(Stored records)
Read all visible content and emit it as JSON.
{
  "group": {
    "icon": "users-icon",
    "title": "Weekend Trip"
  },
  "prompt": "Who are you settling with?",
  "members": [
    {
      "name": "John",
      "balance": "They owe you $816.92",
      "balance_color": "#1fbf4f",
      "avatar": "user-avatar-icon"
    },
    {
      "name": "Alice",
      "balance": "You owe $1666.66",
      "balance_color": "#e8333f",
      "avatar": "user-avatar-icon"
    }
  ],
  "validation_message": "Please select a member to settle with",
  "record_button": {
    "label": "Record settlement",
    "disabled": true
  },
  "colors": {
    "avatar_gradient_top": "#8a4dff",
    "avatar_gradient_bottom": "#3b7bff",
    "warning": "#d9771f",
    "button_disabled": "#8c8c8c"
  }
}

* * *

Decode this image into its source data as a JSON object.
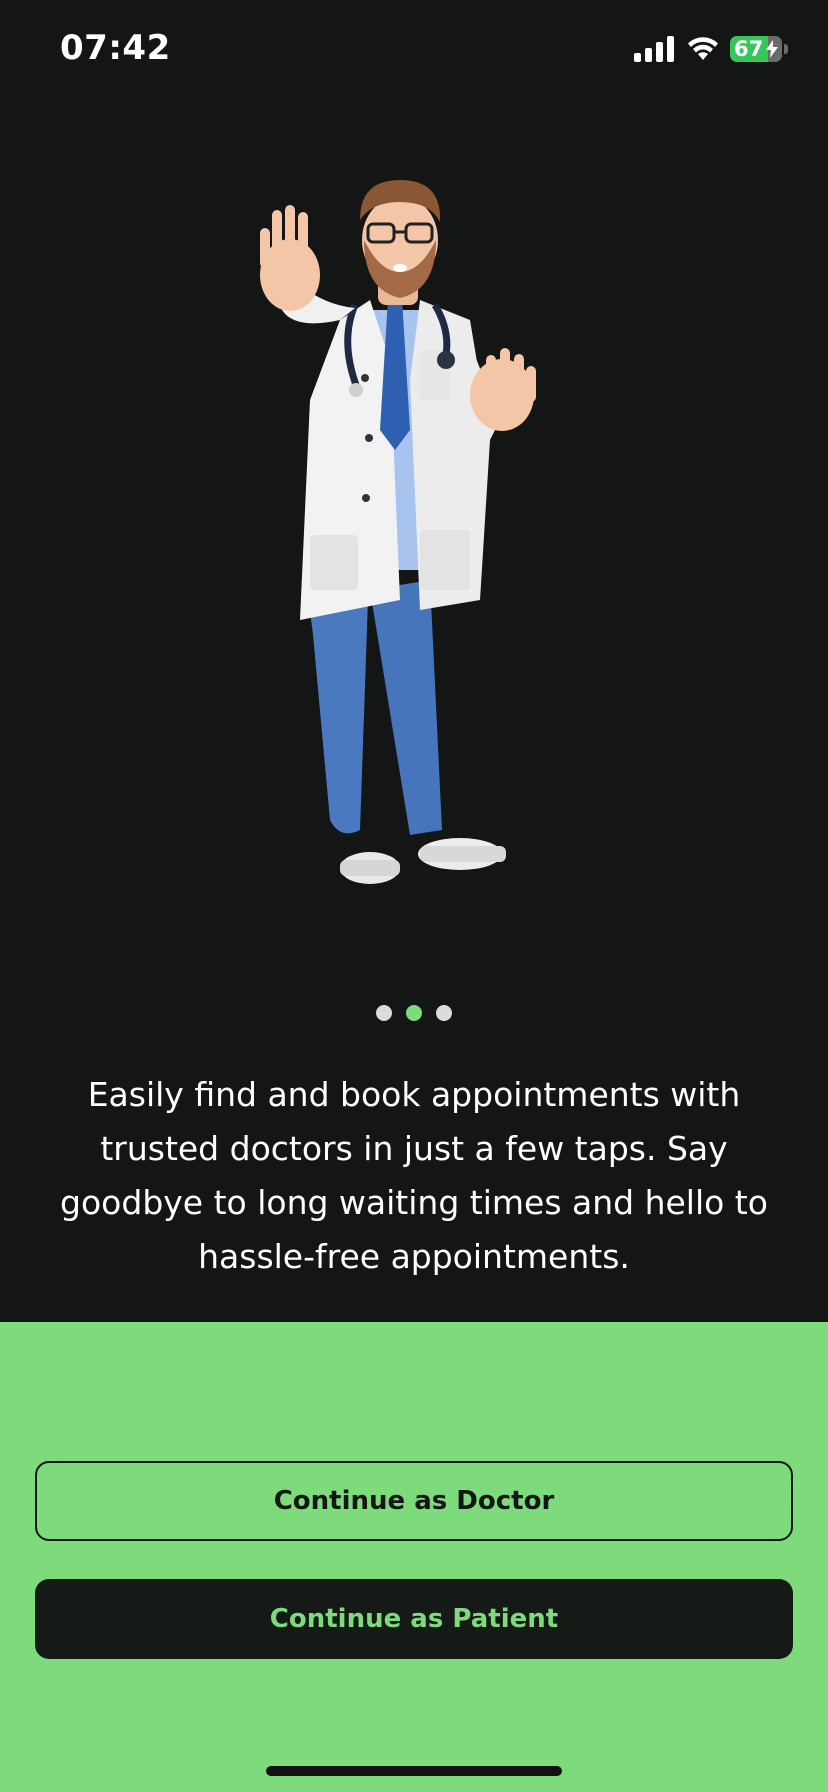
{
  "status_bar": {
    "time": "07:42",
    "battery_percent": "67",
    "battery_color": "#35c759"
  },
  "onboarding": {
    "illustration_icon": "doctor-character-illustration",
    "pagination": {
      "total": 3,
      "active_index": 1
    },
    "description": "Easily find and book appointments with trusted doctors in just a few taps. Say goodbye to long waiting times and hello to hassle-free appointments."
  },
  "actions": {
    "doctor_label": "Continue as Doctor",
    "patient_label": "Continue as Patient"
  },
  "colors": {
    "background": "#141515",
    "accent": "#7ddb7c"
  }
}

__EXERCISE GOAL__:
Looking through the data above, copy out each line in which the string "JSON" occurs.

__TASK ANSWER__:
Read all visible content and emit it as JSON.
Decode this image into its source data as a JSON object.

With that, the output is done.